Expect Purdue to sell out against the run, but Wisconsin should move the chains and get into the end zone. With a trio of dynamic backs in seniors Corey Clement and Dare Ogunbowale plus redshirt freshman Bradrick Shaw, this could be an impressive performance by the run game.
Battle the elements
This will be the first real “cold weather” game this season for Wisconsin, which is highly odd because we’re in mid-November. A cold front coming through Wisconsin later Friday will affect Indiana later on, with temperatures dipping in West Lafayette down to the high-30s to low-40s for game time.
Winds could be gusting 25 to 35 miles per hour, which will probably be the biggest factor more than anything for the 11 a.m. kickoff. That would leave special teams, particularly the punt and kickoff coverage units, as those most affected in this aspect of the game.
Rain may come into the area Friday evening, so the field may be slick for players to recoup.
“During the week, it’s not really something you’re thinking about,” longsnapper Connor Udelhoven said on Wednesday. “I really just judge what the weather’s going to be like—the temperature, if it’s raining, snowing—once I walk out on Saturday.
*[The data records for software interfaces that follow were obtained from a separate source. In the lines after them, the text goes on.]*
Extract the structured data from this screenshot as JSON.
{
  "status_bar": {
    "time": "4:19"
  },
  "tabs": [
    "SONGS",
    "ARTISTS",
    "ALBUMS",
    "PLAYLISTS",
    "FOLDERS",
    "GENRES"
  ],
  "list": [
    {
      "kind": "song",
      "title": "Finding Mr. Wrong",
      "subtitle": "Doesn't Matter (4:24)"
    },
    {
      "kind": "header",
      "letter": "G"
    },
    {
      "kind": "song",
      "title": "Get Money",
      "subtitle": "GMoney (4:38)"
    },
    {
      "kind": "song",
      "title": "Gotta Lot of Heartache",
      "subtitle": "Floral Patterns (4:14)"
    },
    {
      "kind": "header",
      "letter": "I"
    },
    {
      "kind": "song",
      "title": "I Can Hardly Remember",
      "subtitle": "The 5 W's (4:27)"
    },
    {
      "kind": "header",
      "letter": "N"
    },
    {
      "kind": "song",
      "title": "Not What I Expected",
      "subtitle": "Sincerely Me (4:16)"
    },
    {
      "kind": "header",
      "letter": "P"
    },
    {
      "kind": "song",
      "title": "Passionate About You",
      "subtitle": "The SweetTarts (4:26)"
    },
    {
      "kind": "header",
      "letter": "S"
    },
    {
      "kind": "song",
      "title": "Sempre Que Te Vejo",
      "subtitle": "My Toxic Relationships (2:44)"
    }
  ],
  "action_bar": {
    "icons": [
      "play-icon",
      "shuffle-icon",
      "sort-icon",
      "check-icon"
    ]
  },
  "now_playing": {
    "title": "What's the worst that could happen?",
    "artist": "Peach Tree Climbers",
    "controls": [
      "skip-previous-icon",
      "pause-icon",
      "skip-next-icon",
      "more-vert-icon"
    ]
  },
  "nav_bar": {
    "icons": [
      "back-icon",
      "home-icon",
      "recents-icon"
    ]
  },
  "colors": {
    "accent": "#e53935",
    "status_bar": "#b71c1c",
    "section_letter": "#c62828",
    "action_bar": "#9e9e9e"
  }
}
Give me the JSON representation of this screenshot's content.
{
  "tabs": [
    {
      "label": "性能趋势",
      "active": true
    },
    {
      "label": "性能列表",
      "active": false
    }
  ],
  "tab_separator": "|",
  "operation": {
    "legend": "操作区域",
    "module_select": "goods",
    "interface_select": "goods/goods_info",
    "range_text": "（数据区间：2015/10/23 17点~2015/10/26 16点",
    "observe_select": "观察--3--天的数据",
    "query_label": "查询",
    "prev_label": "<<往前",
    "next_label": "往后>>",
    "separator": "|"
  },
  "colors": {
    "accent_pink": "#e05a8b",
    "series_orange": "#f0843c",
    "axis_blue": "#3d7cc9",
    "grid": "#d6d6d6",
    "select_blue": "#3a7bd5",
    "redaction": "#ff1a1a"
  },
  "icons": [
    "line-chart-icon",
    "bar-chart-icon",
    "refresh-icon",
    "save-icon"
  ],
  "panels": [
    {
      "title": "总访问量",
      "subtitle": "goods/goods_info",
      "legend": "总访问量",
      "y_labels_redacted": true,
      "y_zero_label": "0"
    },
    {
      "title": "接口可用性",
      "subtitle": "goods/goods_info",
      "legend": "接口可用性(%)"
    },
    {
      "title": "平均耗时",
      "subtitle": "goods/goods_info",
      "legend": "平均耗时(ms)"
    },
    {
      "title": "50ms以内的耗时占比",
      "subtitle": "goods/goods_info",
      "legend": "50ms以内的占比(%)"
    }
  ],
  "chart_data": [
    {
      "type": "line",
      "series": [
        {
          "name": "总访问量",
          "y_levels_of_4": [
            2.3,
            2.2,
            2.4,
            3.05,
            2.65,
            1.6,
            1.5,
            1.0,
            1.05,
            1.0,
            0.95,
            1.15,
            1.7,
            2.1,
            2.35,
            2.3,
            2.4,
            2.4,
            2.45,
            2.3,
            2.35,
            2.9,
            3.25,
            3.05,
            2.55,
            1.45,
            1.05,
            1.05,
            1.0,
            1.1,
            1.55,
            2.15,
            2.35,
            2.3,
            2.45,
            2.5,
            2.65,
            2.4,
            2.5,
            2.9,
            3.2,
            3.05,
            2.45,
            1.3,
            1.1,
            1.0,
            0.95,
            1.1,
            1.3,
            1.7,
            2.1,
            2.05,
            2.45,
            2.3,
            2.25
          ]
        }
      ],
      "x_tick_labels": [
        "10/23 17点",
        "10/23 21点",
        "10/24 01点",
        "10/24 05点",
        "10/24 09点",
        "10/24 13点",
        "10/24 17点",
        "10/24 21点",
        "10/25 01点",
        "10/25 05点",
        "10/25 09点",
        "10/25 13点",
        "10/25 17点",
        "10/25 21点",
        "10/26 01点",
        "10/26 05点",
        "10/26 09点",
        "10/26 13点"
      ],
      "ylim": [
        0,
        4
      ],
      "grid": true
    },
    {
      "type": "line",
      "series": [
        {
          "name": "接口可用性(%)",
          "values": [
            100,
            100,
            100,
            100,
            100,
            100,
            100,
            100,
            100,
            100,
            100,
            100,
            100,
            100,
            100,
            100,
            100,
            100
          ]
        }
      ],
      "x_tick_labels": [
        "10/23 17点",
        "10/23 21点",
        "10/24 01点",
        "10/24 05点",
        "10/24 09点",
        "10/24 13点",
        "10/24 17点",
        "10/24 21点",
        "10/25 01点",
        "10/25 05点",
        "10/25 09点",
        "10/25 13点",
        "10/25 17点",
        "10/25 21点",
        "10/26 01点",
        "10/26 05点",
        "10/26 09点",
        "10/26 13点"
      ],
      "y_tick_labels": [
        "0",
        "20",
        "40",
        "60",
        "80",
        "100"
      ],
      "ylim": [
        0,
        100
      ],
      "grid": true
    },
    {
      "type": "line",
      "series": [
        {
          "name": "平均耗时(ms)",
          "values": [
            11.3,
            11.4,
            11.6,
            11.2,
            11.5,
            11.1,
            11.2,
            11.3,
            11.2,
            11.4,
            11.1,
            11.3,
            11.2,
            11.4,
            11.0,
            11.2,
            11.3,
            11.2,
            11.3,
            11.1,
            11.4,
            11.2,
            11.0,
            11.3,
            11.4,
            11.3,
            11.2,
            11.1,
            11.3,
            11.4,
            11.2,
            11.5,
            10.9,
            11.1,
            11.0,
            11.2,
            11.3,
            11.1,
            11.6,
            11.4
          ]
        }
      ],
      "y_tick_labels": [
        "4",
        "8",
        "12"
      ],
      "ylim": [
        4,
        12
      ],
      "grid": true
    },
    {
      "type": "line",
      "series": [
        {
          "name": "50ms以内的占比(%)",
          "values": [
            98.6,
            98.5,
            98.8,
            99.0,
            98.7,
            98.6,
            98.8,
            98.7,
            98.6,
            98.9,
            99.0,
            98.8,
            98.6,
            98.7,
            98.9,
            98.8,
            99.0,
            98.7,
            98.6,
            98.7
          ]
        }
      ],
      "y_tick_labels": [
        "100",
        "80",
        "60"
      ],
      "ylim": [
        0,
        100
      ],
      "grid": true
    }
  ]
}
For me, it’s not something to really be thinking about during the week—you just figure it out on the field.”
Wisconsin should capitalize on its red-zone opportunities to get across the goal line, but keep an eye out for field-goal opportunities if they present themselves.
Bold prediction: I said it on our Walk-On Wisconsin podcast, but you want bold, here you go: three Wisconsin players will go over 120 rushing yards each.
Score prediction: The maturity of this team will be huge in the final two weeks. Lots of buzz, and now with No. 5 Louisville losing to Houston on Thursday, Wisconsin could bump up further in the College Football Playoff rankings.
Expect Purdue to sell out against the run, which could actually help the Wisconsin passing game get back on track after not reaching 200 yards passing since the Iowa game on Oct. 22. Wisconsin’s running game has gained more steam of late and against the worst rush defense in the conference there will be plenty of opportunities to continue that momentum forward.
The defense will have to match up with Purdue’s passing attack, but Jim Leonhard’s secondary should be up to the task now with four very capable cornerbacks and the combination of Dixon and Musso at safety.
The Boilermakers’ offensive line has allowed 21 sacks this season. With not much of a rushing attack to account for on the other side, the Badgers will make their opponents one-dimensional, and it’ll be intriguing to see how they get to Blough.
The march to Wisconsin’s second Big Ten West division title continues on Saturday.
Wisconsin 42, Purdue 10